■ **BRIEF**:
Take the data that follows and return it exactly.

*** Block opens ***

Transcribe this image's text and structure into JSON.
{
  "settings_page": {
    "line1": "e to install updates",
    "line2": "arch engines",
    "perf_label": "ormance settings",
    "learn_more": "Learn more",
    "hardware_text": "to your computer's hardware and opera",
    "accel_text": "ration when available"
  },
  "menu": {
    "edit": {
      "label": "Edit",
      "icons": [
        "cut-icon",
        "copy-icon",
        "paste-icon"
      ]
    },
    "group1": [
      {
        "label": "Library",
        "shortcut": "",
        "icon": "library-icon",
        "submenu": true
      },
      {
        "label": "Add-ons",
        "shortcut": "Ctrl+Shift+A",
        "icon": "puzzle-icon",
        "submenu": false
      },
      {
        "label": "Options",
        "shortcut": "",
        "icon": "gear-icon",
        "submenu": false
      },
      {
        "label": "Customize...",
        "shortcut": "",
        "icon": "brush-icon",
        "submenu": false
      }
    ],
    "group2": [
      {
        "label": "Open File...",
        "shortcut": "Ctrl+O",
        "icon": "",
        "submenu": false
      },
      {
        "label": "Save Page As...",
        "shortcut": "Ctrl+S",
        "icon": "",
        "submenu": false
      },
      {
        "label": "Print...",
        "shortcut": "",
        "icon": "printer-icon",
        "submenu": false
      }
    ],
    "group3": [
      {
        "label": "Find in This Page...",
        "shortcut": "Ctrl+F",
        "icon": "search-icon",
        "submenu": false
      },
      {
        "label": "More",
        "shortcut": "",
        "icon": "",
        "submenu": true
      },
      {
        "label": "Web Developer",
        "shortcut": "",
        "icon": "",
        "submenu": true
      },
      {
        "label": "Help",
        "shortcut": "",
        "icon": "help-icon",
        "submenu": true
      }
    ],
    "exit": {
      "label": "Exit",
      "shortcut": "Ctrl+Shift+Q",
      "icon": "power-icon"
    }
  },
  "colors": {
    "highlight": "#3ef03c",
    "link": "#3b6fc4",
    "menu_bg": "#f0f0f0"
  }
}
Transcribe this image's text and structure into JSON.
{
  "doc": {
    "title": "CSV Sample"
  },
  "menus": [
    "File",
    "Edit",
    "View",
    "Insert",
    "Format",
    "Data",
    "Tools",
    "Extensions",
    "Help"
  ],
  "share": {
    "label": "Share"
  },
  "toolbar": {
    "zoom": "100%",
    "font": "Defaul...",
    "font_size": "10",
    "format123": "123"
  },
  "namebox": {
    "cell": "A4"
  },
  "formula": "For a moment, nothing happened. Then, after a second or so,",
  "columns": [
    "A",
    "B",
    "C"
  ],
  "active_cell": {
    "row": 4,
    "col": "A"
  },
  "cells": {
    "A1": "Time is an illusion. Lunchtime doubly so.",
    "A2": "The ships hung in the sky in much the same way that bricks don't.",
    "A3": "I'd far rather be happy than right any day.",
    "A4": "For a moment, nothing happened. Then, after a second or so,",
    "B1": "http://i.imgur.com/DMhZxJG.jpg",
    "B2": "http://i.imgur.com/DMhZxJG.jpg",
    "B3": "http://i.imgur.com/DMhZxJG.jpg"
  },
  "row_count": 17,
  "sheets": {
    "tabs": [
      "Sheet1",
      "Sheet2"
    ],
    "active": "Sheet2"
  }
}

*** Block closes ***

■ **OUTPUT BELOW**:
Transcribe this image's text and structure into JSON.
{
  "settings_page": {
    "line1": "e to install updates",
    "line2": "arch engines",
    "perf_label": "ormance settings",
    "learn_more": "Learn more",
    "hardware_text": "to your computer's hardware and opera",
    "accel_text": "ration when available"
  },
  "menu": {
    "edit": {
      "label": "Edit",
      "icons": [
        "cut-icon",
        "copy-icon",
        "paste-icon"
      ]
    },
    "group1": [
      {
        "label": "Library",
        "shortcut": "",
        "icon": "library-icon",
        "submenu": true
      },
      {
        "label": "Add-ons",
        "shortcut": "Ctrl+Shift+A",
        "icon": "puzzle-icon",
        "submenu": false
      },
      {
        "label": "Options",
        "shortcut": "",
        "icon": "gear-icon",
        "submenu": false
      },
      {
        "label": "Customize...",
        "shortcut": "",
        "icon": "brush-icon",
        "submenu": false
      }
    ],
    "group2": [
      {
        "label": "Open File...",
        "shortcut": "Ctrl+O",
        "icon": "",
        "submenu": false
      },
      {
        "label": "Save Page As...",
        "shortcut": "Ctrl+S",
        "icon": "",
        "submenu": false
      },
      {
        "label": "Print...",
        "shortcut": "",
        "icon": "printer-icon",
        "submenu": false
      }
    ],
    "group3": [
      {
        "label": "Find in This Page...",
        "shortcut": "Ctrl+F",
        "icon": "search-icon",
        "submenu": false
      },
      {
        "label": "More",
        "shortcut": "",
        "icon": "",
        "submenu": true
      },
      {
        "label": "Web Developer",
        "shortcut": "",
        "icon": "",
        "submenu": true
      },
      {
        "label": "Help",
        "shortcut": "",
        "icon": "help-icon",
        "submenu": true
      }
    ],
    "exit": {
      "label": "Exit",
      "shortcut": "Ctrl+Shift+Q",
      "icon": "power-icon"
    }
  },
  "colors": {
    "highlight": "#3ef03c",
    "link": "#3b6fc4",
    "menu_bg": "#f0f0f0"
  }
}
Transcribe this image's text and structure into JSON.
{
  "doc": {
    "title": "CSV Sample"
  },
  "menus": [
    "File",
    "Edit",
    "View",
    "Insert",
    "Format",
    "Data",
    "Tools",
    "Extensions",
    "Help"
  ],
  "share": {
    "label": "Share"
  },
  "toolbar": {
    "zoom": "100%",
    "font": "Defaul...",
    "font_size": "10",
    "format123": "123"
  },
  "namebox": {
    "cell": "A4"
  },
  "formula": "For a moment, nothing happened. Then, after a second or so,",
  "columns": [
    "A",
    "B",
    "C"
  ],
  "active_cell": {
    "row": 4,
    "col": "A"
  },
  "cells": {
    "A1": "Time is an illusion. Lunchtime doubly so.",
    "A2": "The ships hung in the sky in much the same way that bricks don't.",
    "A3": "I'd far rather be happy than right any day.",
    "A4": "For a moment, nothing happened. Then, after a second or so,",
    "B1": "http://i.imgur.com/DMhZxJG.jpg",
    "B2": "http://i.imgur.com/DMhZxJG.jpg",
    "B3": "http://i.imgur.com/DMhZxJG.jpg"
  },
  "row_count": 17,
  "sheets": {
    "tabs": [
      "Sheet1",
      "Sheet2"
    ],
    "active": "Sheet2"
  }
}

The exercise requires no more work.